To Albert Gallatin
Feby. 18. 1813
For perusal & to be returned.
Why not prohibit altogether fine Cottons & Woolens, which we do not want—& which in fact are not imported from any Country other than G.B. unless bought there from G.B. Such a total prohibition of these & some other Articles perhaps, wd. render a partial repeal of the Non Impn. Act, more operative, than the act at present is, or will be, under the new arts for evading it.1
RC (DLC). Unsigned. Addressee not indicated; identified as Gallatin on the basis of evidence presented in n. 1.

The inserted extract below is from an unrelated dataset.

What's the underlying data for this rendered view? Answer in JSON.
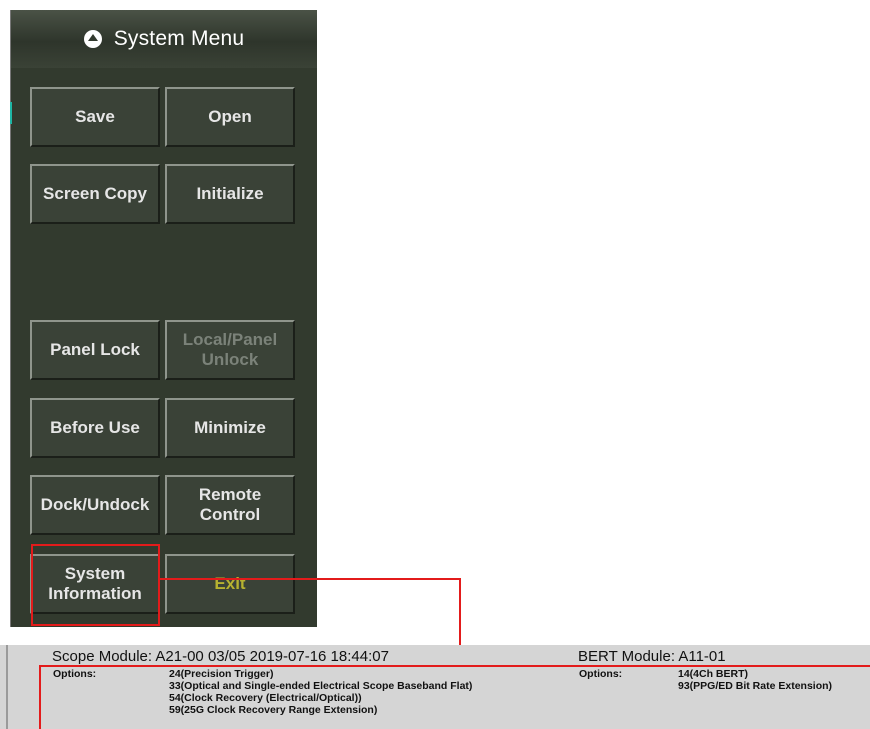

1. The pending bill to partially suspend the non-importation laws (see A. Calvin to JM, 17 Feb. 1813, n. 1) specified the continuing prohibition of British woolens and cottons, but only those in certain price ranges. Since Langdon Cheves of the House Ways and Means Committee had sought and received Gallatin’s advice on the drafting of the bill, JM probably wrote this note to suggest that Gallatin encourage the committee to amend the legislation as JM proposed. The question became moot, however, when the House voted on 20 Feb. 1813 to strike the suspension measures from the bill, leaving under consideration only those sections that did not alter the existing non-importation laws (Annals of Congress description begins Debates and Proceedings in the Congress of the United States … (42 vols.; Washington, 1834–56). description ends , 12th Cong., 2d sess., 1063–65, 1090–1100).